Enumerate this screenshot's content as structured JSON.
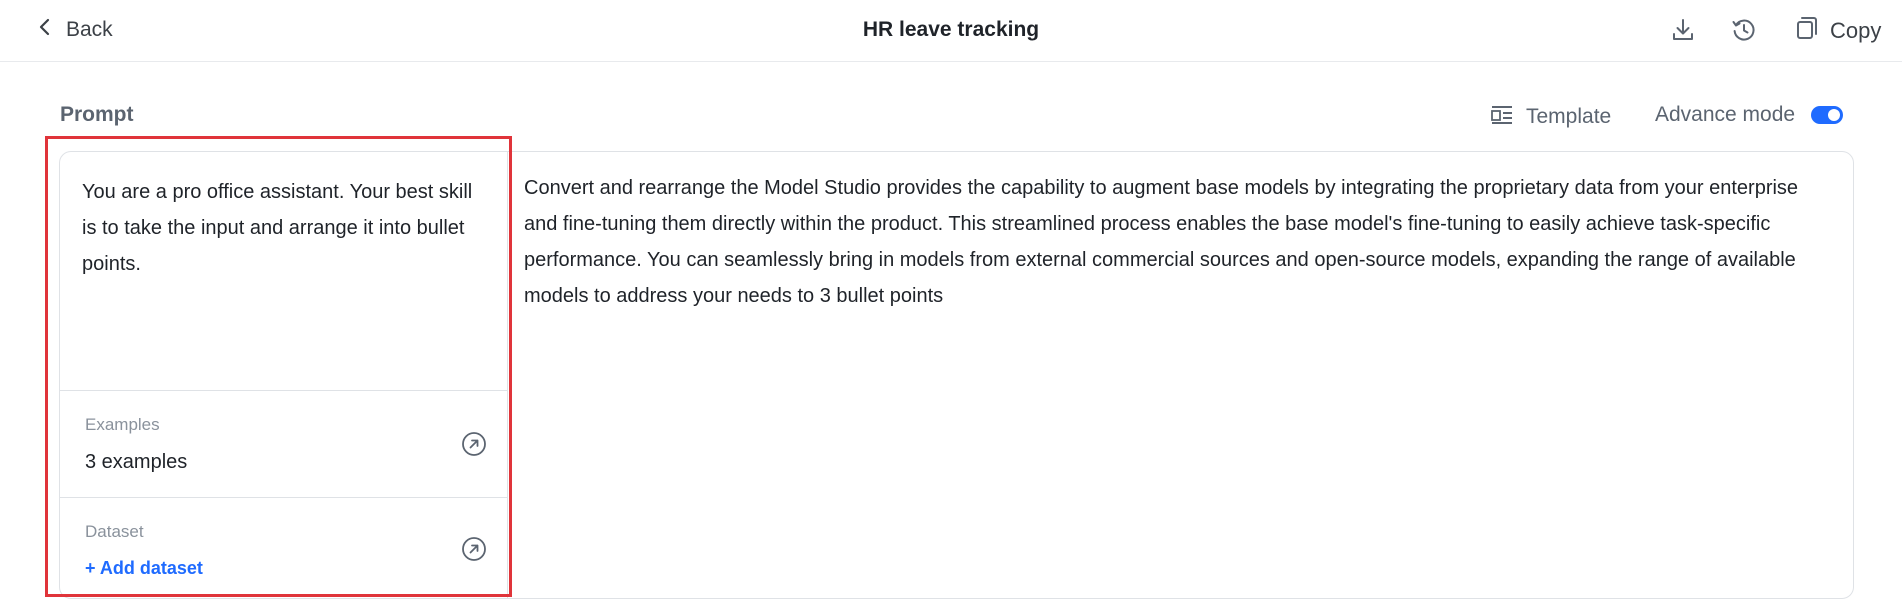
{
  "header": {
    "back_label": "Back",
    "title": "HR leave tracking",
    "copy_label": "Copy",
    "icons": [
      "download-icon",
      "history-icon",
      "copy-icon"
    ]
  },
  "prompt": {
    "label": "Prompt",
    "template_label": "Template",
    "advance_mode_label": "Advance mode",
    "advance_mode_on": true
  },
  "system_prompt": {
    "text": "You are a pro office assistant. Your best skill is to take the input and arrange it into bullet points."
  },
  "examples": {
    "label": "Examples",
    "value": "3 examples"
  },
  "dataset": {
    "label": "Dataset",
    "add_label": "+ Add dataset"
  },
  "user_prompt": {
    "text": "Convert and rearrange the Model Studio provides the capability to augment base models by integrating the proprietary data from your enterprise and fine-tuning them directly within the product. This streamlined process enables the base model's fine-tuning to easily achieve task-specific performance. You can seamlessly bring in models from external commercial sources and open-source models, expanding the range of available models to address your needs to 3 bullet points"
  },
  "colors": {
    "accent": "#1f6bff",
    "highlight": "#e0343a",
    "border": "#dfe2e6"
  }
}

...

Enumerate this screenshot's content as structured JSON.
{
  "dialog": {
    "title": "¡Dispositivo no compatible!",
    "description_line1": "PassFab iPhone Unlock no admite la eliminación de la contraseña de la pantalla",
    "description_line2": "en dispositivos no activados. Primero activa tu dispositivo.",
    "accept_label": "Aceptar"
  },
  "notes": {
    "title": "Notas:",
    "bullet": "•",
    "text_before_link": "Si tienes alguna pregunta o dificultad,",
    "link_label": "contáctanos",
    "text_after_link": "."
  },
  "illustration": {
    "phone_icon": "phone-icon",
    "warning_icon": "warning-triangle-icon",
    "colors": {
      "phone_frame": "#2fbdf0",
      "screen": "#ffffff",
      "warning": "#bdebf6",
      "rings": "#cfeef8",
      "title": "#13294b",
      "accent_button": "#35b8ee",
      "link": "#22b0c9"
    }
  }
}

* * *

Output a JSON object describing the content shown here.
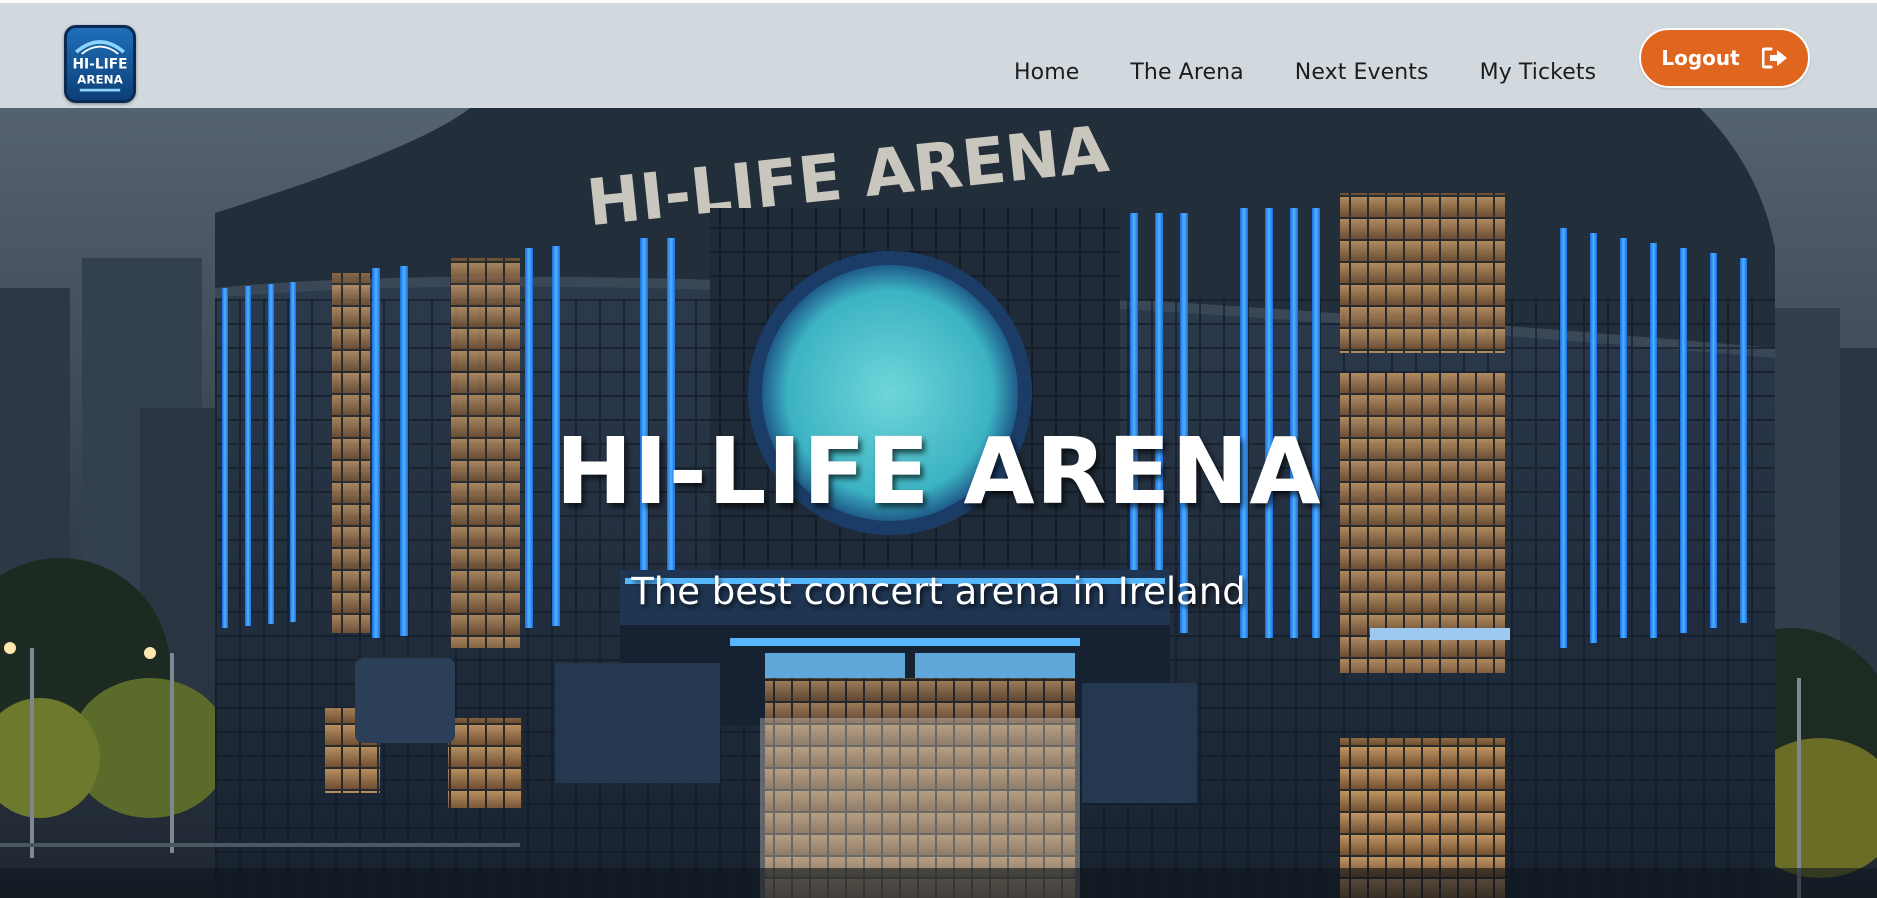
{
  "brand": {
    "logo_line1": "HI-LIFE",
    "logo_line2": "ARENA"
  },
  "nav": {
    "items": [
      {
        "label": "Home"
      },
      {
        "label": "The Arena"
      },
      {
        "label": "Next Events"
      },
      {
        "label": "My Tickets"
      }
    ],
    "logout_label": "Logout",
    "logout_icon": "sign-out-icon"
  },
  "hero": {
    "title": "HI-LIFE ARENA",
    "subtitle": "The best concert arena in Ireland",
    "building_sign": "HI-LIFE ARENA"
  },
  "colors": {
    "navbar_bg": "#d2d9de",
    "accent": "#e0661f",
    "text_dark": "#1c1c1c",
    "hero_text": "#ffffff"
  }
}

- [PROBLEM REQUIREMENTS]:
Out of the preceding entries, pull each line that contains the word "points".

- [OUTPUT BELOW]:
    "text": "You are a pro office assistant. Your best skill is to take the input and arrange it into bullet points."
    "text": "Convert and rearrange the Model Studio provides the capability to augment base models by integrating the proprietary data from your enterprise and fine-tuning them directly within the product. This streamlined process enables the base model's fine-tuning to easily achieve task-specific performance. You can seamlessly bring in models from external commercial sources and open-source models, expanding the range of available models to address your needs to 3 bullet points"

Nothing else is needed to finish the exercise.